…to squeeze through this hole, especially at high water events…

I think it’s going to look pretty darn interesting as it comes flying through this hole.

This is the part that’s the hardest to figure out what they’re doing. This part makes sense, sort of…

But I have no clue how they’re going to tie this together with the rest of the creek. Because of the weather, I have a feeling it will be a little while before it gets done.

I did find the breach around the upper coffer dam. It’s not much of one and looks like it barely wore away the edge of the shore, but there was a consistent flow of water going through.

This breach was enough to fill the first stretch of the project that was completed. The water on both sides of the coffer dam are now at the same level.

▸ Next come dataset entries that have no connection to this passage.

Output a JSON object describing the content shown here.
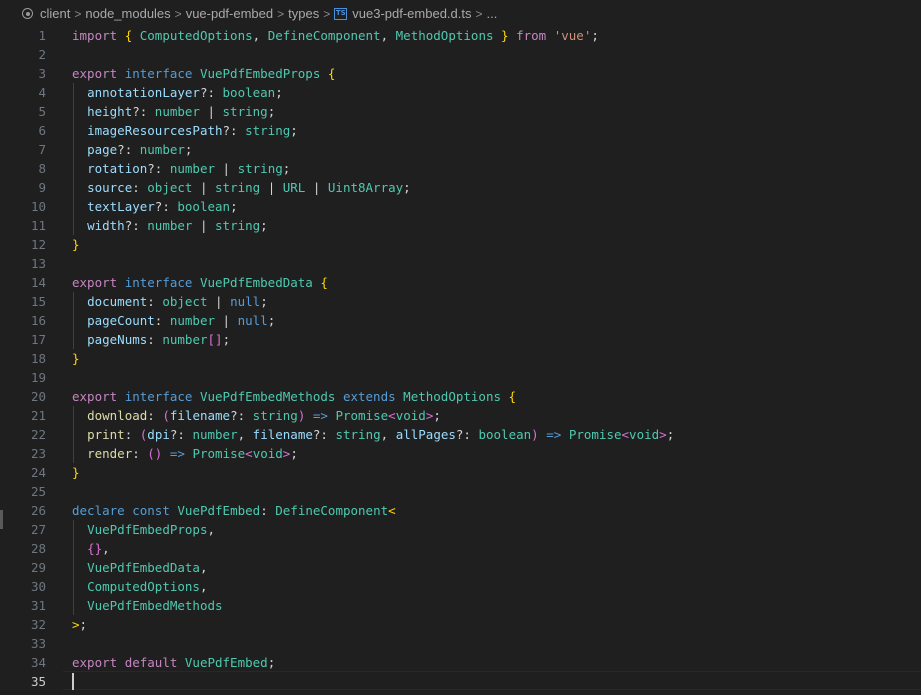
{
  "breadcrumb": {
    "items": [
      "client",
      "node_modules",
      "vue-pdf-embed",
      "types",
      "vue3-pdf-embed.d.ts",
      "..."
    ],
    "separator": ">",
    "file_badge": "TS"
  },
  "editor": {
    "active_line": 35,
    "lines": [
      {
        "n": "1",
        "tokens": [
          [
            "k",
            "import"
          ],
          [
            "o",
            " "
          ],
          [
            "y",
            "{"
          ],
          [
            "o",
            " "
          ],
          [
            "t",
            "ComputedOptions"
          ],
          [
            "o",
            ", "
          ],
          [
            "t",
            "DefineComponent"
          ],
          [
            "o",
            ", "
          ],
          [
            "t",
            "MethodOptions"
          ],
          [
            "o",
            " "
          ],
          [
            "y",
            "}"
          ],
          [
            "o",
            " "
          ],
          [
            "k",
            "from"
          ],
          [
            "o",
            " "
          ],
          [
            "str",
            "'vue'"
          ],
          [
            "o",
            ";"
          ]
        ]
      },
      {
        "n": "2",
        "tokens": []
      },
      {
        "n": "3",
        "tokens": [
          [
            "k",
            "export"
          ],
          [
            "o",
            " "
          ],
          [
            "s",
            "interface"
          ],
          [
            "o",
            " "
          ],
          [
            "t",
            "VuePdfEmbedProps"
          ],
          [
            "o",
            " "
          ],
          [
            "y",
            "{"
          ]
        ]
      },
      {
        "n": "4",
        "tokens": [
          [
            "o",
            "  "
          ],
          [
            "p",
            "annotationLayer"
          ],
          [
            "o",
            "?: "
          ],
          [
            "t",
            "boolean"
          ],
          [
            "o",
            ";"
          ]
        ]
      },
      {
        "n": "5",
        "tokens": [
          [
            "o",
            "  "
          ],
          [
            "p",
            "height"
          ],
          [
            "o",
            "?: "
          ],
          [
            "t",
            "number"
          ],
          [
            "o",
            " | "
          ],
          [
            "t",
            "string"
          ],
          [
            "o",
            ";"
          ]
        ]
      },
      {
        "n": "6",
        "tokens": [
          [
            "o",
            "  "
          ],
          [
            "p",
            "imageResourcesPath"
          ],
          [
            "o",
            "?: "
          ],
          [
            "t",
            "string"
          ],
          [
            "o",
            ";"
          ]
        ]
      },
      {
        "n": "7",
        "tokens": [
          [
            "o",
            "  "
          ],
          [
            "p",
            "page"
          ],
          [
            "o",
            "?: "
          ],
          [
            "t",
            "number"
          ],
          [
            "o",
            ";"
          ]
        ]
      },
      {
        "n": "8",
        "tokens": [
          [
            "o",
            "  "
          ],
          [
            "p",
            "rotation"
          ],
          [
            "o",
            "?: "
          ],
          [
            "t",
            "number"
          ],
          [
            "o",
            " | "
          ],
          [
            "t",
            "string"
          ],
          [
            "o",
            ";"
          ]
        ]
      },
      {
        "n": "9",
        "tokens": [
          [
            "o",
            "  "
          ],
          [
            "p",
            "source"
          ],
          [
            "o",
            ": "
          ],
          [
            "t",
            "object"
          ],
          [
            "o",
            " | "
          ],
          [
            "t",
            "string"
          ],
          [
            "o",
            " | "
          ],
          [
            "t",
            "URL"
          ],
          [
            "o",
            " | "
          ],
          [
            "t",
            "Uint8Array"
          ],
          [
            "o",
            ";"
          ]
        ]
      },
      {
        "n": "10",
        "tokens": [
          [
            "o",
            "  "
          ],
          [
            "p",
            "textLayer"
          ],
          [
            "o",
            "?: "
          ],
          [
            "t",
            "boolean"
          ],
          [
            "o",
            ";"
          ]
        ]
      },
      {
        "n": "11",
        "tokens": [
          [
            "o",
            "  "
          ],
          [
            "p",
            "width"
          ],
          [
            "o",
            "?: "
          ],
          [
            "t",
            "number"
          ],
          [
            "o",
            " | "
          ],
          [
            "t",
            "string"
          ],
          [
            "o",
            ";"
          ]
        ]
      },
      {
        "n": "12",
        "tokens": [
          [
            "y",
            "}"
          ]
        ]
      },
      {
        "n": "13",
        "tokens": []
      },
      {
        "n": "14",
        "tokens": [
          [
            "k",
            "export"
          ],
          [
            "o",
            " "
          ],
          [
            "s",
            "interface"
          ],
          [
            "o",
            " "
          ],
          [
            "t",
            "VuePdfEmbedData"
          ],
          [
            "o",
            " "
          ],
          [
            "y",
            "{"
          ]
        ]
      },
      {
        "n": "15",
        "tokens": [
          [
            "o",
            "  "
          ],
          [
            "p",
            "document"
          ],
          [
            "o",
            ": "
          ],
          [
            "t",
            "object"
          ],
          [
            "o",
            " | "
          ],
          [
            "s",
            "null"
          ],
          [
            "o",
            ";"
          ]
        ]
      },
      {
        "n": "16",
        "tokens": [
          [
            "o",
            "  "
          ],
          [
            "p",
            "pageCount"
          ],
          [
            "o",
            ": "
          ],
          [
            "t",
            "number"
          ],
          [
            "o",
            " | "
          ],
          [
            "s",
            "null"
          ],
          [
            "o",
            ";"
          ]
        ]
      },
      {
        "n": "17",
        "tokens": [
          [
            "o",
            "  "
          ],
          [
            "p",
            "pageNums"
          ],
          [
            "o",
            ": "
          ],
          [
            "t",
            "number"
          ],
          [
            "m",
            "[]"
          ],
          [
            "o",
            ";"
          ]
        ]
      },
      {
        "n": "18",
        "tokens": [
          [
            "y",
            "}"
          ]
        ]
      },
      {
        "n": "19",
        "tokens": []
      },
      {
        "n": "20",
        "tokens": [
          [
            "k",
            "export"
          ],
          [
            "o",
            " "
          ],
          [
            "s",
            "interface"
          ],
          [
            "o",
            " "
          ],
          [
            "t",
            "VuePdfEmbedMethods"
          ],
          [
            "o",
            " "
          ],
          [
            "s",
            "extends"
          ],
          [
            "o",
            " "
          ],
          [
            "t",
            "MethodOptions"
          ],
          [
            "o",
            " "
          ],
          [
            "y",
            "{"
          ]
        ]
      },
      {
        "n": "21",
        "tokens": [
          [
            "o",
            "  "
          ],
          [
            "f",
            "download"
          ],
          [
            "o",
            ": "
          ],
          [
            "m",
            "("
          ],
          [
            "p",
            "filename"
          ],
          [
            "o",
            "?: "
          ],
          [
            "t",
            "string"
          ],
          [
            "m",
            ")"
          ],
          [
            "o",
            " "
          ],
          [
            "s",
            "=>"
          ],
          [
            "o",
            " "
          ],
          [
            "t",
            "Promise"
          ],
          [
            "m",
            "<"
          ],
          [
            "t",
            "void"
          ],
          [
            "m",
            ">"
          ],
          [
            "o",
            ";"
          ]
        ]
      },
      {
        "n": "22",
        "tokens": [
          [
            "o",
            "  "
          ],
          [
            "f",
            "print"
          ],
          [
            "o",
            ": "
          ],
          [
            "m",
            "("
          ],
          [
            "p",
            "dpi"
          ],
          [
            "o",
            "?: "
          ],
          [
            "t",
            "number"
          ],
          [
            "o",
            ", "
          ],
          [
            "p",
            "filename"
          ],
          [
            "o",
            "?: "
          ],
          [
            "t",
            "string"
          ],
          [
            "o",
            ", "
          ],
          [
            "p",
            "allPages"
          ],
          [
            "o",
            "?: "
          ],
          [
            "t",
            "boolean"
          ],
          [
            "m",
            ")"
          ],
          [
            "o",
            " "
          ],
          [
            "s",
            "=>"
          ],
          [
            "o",
            " "
          ],
          [
            "t",
            "Promise"
          ],
          [
            "m",
            "<"
          ],
          [
            "t",
            "void"
          ],
          [
            "m",
            ">"
          ],
          [
            "o",
            ";"
          ]
        ]
      },
      {
        "n": "23",
        "tokens": [
          [
            "o",
            "  "
          ],
          [
            "f",
            "render"
          ],
          [
            "o",
            ": "
          ],
          [
            "m",
            "()"
          ],
          [
            "o",
            " "
          ],
          [
            "s",
            "=>"
          ],
          [
            "o",
            " "
          ],
          [
            "t",
            "Promise"
          ],
          [
            "m",
            "<"
          ],
          [
            "t",
            "void"
          ],
          [
            "m",
            ">"
          ],
          [
            "o",
            ";"
          ]
        ]
      },
      {
        "n": "24",
        "tokens": [
          [
            "y",
            "}"
          ]
        ]
      },
      {
        "n": "25",
        "tokens": []
      },
      {
        "n": "26",
        "tokens": [
          [
            "s",
            "declare"
          ],
          [
            "o",
            " "
          ],
          [
            "s",
            "const"
          ],
          [
            "o",
            " "
          ],
          [
            "t",
            "VuePdfEmbed"
          ],
          [
            "o",
            ": "
          ],
          [
            "t",
            "DefineComponent"
          ],
          [
            "y",
            "<"
          ]
        ]
      },
      {
        "n": "27",
        "tokens": [
          [
            "o",
            "  "
          ],
          [
            "t",
            "VuePdfEmbedProps"
          ],
          [
            "o",
            ","
          ]
        ]
      },
      {
        "n": "28",
        "tokens": [
          [
            "o",
            "  "
          ],
          [
            "m",
            "{}"
          ],
          [
            "o",
            ","
          ]
        ]
      },
      {
        "n": "29",
        "tokens": [
          [
            "o",
            "  "
          ],
          [
            "t",
            "VuePdfEmbedData"
          ],
          [
            "o",
            ","
          ]
        ]
      },
      {
        "n": "30",
        "tokens": [
          [
            "o",
            "  "
          ],
          [
            "t",
            "ComputedOptions"
          ],
          [
            "o",
            ","
          ]
        ]
      },
      {
        "n": "31",
        "tokens": [
          [
            "o",
            "  "
          ],
          [
            "t",
            "VuePdfEmbedMethods"
          ]
        ]
      },
      {
        "n": "32",
        "tokens": [
          [
            "y",
            ">"
          ],
          [
            "o",
            ";"
          ]
        ]
      },
      {
        "n": "33",
        "tokens": []
      },
      {
        "n": "34",
        "tokens": [
          [
            "k",
            "export"
          ],
          [
            "o",
            " "
          ],
          [
            "k",
            "default"
          ],
          [
            "o",
            " "
          ],
          [
            "t",
            "VuePdfEmbed"
          ],
          [
            "o",
            ";"
          ]
        ]
      },
      {
        "n": "35",
        "tokens": []
      }
    ]
  }
}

The snow obscures it a bit, but I tried to take pictures from the same spots that I’ve taken them in the past. I think it gives you a pretty good sense of just how much water is now in here.

From where I took the following pictures, two weeks ago it looked like this.

Now there is no sign of any rock, the water has completely covered it.

The section directly in front of the downstream coffer dam was the deepest and there was a pump running constantly to keep the water out. Two weeks ago it looked like this. Notice the generator on the far left hand side.

Luckily they pulled the generator away from the coffer dam. You can also get a feel for how bad the mud was when it was raining.

It would have been a big disappointment to have to haul the generator out of this…

The 10 day forecast has things going back to normal, but that’s in the 30’s with night time temps below freezing. The couple of days where it does come close to 40 degrees, it says it will be raining. There’s a lot of ice and water that needs to go away. I have a feeling it’s going to be awhile before the project gets rolling along again.

I may have to brave the mud the next time I come here, I really want to get closer when all the ice and snow starts going away. I’d like to get some pictures of how much the water has covered all that rock. I’ll just have to hope my cat like skills are still alive in me somewhere and work on mud, but at least if I find out they don’t work, the landing will be softer.